Image courtesy: PulpEye
Image courtesy: PulpEye
Published by
Simon Matthis - 08 Sep 2015

A successful cooperation between FPInnovations, Canfor and PulpEye has resulted in the world’s first technology for measurement of fibre wall thickness. As the first pulp producer in the world, Canfor has installed the fibre wall thickness module, FWT, in four PulpEye units in their pulp mills.

FPInnovations has patented a technology for determining fibre wall thickness and fibril angle of individual fibres. The rapid and robust technology is based on an innovative light system for colorimetric based quantification of the desired properties. PulpEye has the worldwide rights and is now commercialising the technology as an add-on technology for the industry-leading PulpEye online pulp and fibre analyser system.

Fibre wall thickness is an important parameter as it influences the strength properties of the pulp, but so far it has not been possible to measure it online. There can be a number of reasons to measure fibre wall thickness online. It is an efficient method for raw material control to make sure that the mix of e.g. saw mill chips, roundwood from thinnings, different species etc. is done so that a consistent pulp quality is maintained. The FWT module can control the efficiency of a fibre fractioning process. By measuring fibre wall thickness it is possible to calculate strength data and suggest level of refining to pulp customers, helping them achieve the requested paper and board strength properties.

The FWT module is based on optical measurement of a continuous fibre stream of a controlled concentration passing the patented* module. Cellulose is an anisotropic material and hence polarises light in two wave planes perpendicular to each other and with different refractive indices. In the FWT module, LED light of specific wavelengths is sent through the fibre stream and the resulting light is picked up by a colour camera.
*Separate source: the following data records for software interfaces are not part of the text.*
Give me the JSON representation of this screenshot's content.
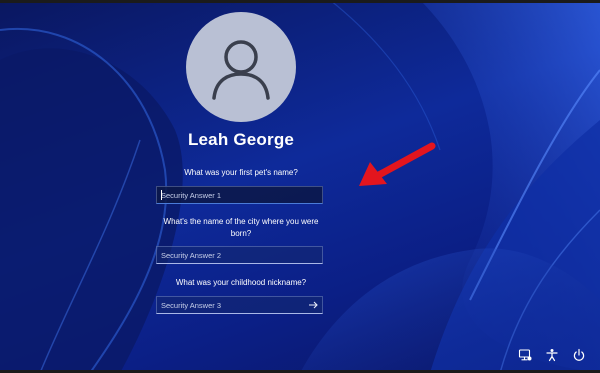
{
  "user": {
    "name": "Leah George"
  },
  "security_questions": [
    {
      "question": "What was your first pet's name?",
      "placeholder": "Security Answer 1"
    },
    {
      "question": "What's the name of the city where you were born?",
      "placeholder": "Security Answer 2"
    },
    {
      "question": "What was your childhood nickname?",
      "placeholder": "Security Answer 3"
    }
  ],
  "icons": {
    "avatar": "person-icon",
    "submit": "arrow-right-icon",
    "network": "network-icon",
    "accessibility": "accessibility-icon",
    "power": "power-icon",
    "annotation": "red-arrow-icon"
  },
  "colors": {
    "accent": "#4a7bd8",
    "annotation": "#e3151e",
    "avatar_bg": "#b9c0d4"
  }
}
The result is an image where the fibres are visualised and wall thickness is shown in different colours.

“This Swedish-Canadian cooperation is a good example of bringing the best from each partner to develop a ground breaking technology,” says Öjvind Sundvall, MD PulpEye. “Ho Fan Jang at FPInnovations has developed and patented this technology. PulpEye has the equipment where the FWT module is perfectly integrated and Canfor Pulp took part in the development with their pulp knowledge and made the first mill installations.”